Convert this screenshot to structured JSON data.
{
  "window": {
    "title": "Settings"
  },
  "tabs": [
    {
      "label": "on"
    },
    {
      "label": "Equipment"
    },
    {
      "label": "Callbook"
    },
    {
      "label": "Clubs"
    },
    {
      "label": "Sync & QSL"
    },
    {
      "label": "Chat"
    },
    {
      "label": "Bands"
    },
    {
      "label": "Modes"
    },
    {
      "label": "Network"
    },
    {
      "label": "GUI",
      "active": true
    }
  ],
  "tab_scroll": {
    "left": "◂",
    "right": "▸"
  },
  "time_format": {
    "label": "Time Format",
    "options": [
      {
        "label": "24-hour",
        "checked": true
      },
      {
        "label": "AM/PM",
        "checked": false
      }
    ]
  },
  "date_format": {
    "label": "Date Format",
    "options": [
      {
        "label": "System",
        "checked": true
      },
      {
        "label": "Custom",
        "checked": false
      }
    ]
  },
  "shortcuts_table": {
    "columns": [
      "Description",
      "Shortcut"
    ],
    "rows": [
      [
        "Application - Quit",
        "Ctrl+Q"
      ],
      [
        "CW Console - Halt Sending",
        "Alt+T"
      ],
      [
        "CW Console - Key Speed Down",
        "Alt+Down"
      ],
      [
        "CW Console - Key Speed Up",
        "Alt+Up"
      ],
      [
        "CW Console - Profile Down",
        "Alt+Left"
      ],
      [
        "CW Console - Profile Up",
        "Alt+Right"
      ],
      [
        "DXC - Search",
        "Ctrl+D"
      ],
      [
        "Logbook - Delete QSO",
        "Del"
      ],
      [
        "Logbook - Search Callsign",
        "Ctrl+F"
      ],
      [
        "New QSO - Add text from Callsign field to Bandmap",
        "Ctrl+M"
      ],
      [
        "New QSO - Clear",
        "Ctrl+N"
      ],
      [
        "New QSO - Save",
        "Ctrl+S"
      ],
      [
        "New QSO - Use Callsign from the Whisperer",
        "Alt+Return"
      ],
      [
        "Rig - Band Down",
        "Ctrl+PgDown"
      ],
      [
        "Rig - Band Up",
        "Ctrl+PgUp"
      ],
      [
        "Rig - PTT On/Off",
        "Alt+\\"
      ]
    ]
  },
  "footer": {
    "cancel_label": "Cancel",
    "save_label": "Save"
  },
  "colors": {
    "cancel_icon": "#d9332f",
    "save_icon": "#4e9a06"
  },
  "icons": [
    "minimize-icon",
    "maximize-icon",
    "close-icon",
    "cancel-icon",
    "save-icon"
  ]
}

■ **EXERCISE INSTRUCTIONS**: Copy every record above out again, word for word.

■ **EXERCISE RESPONSE**:
Convert this screenshot to structured JSON data.
{
  "window": {
    "title": "Settings"
  },
  "tabs": [
    {
      "label": "on"
    },
    {
      "label": "Equipment"
    },
    {
      "label": "Callbook"
    },
    {
      "label": "Clubs"
    },
    {
      "label": "Sync & QSL"
    },
    {
      "label": "Chat"
    },
    {
      "label": "Bands"
    },
    {
      "label": "Modes"
    },
    {
      "label": "Network"
    },
    {
      "label": "GUI",
      "active": true
    }
  ],
  "tab_scroll": {
    "left": "◂",
    "right": "▸"
  },
  "time_format": {
    "label": "Time Format",
    "options": [
      {
        "label": "24-hour",
        "checked": true
      },
      {
        "label": "AM/PM",
        "checked": false
      }
    ]
  },
  "date_format": {
    "label": "Date Format",
    "options": [
      {
        "label": "System",
        "checked": true
      },
      {
        "label": "Custom",
        "checked": false
      }
    ]
  },
  "shortcuts_table": {
    "columns": [
      "Description",
      "Shortcut"
    ],
    "rows": [
      [
        "Application - Quit",
        "Ctrl+Q"
      ],
      [
        "CW Console - Halt Sending",
        "Alt+T"
      ],
      [
        "CW Console - Key Speed Down",
        "Alt+Down"
      ],
      [
        "CW Console - Key Speed Up",
        "Alt+Up"
      ],
      [
        "CW Console - Profile Down",
        "Alt+Left"
      ],
      [
        "CW Console - Profile Up",
        "Alt+Right"
      ],
      [
        "DXC - Search",
        "Ctrl+D"
      ],
      [
        "Logbook - Delete QSO",
        "Del"
      ],
      [
        "Logbook - Search Callsign",
        "Ctrl+F"
      ],
      [
        "New QSO - Add text from Callsign field to Bandmap",
        "Ctrl+M"
      ],
      [
        "New QSO - Clear",
        "Ctrl+N"
      ],
      [
        "New QSO - Save",
        "Ctrl+S"
      ],
      [
        "New QSO - Use Callsign from the Whisperer",
        "Alt+Return"
      ],
      [
        "Rig - Band Down",
        "Ctrl+PgDown"
      ],
      [
        "Rig - Band Up",
        "Ctrl+PgUp"
      ],
      [
        "Rig - PTT On/Off",
        "Alt+\\"
      ]
    ]
  },
  "footer": {
    "cancel_label": "Cancel",
    "save_label": "Save"
  },
  "colors": {
    "cancel_icon": "#d9332f",
    "save_icon": "#4e9a06"
  },
  "icons": [
    "minimize-icon",
    "maximize-icon",
    "close-icon",
    "cancel-icon",
    "save-icon"
  ]
}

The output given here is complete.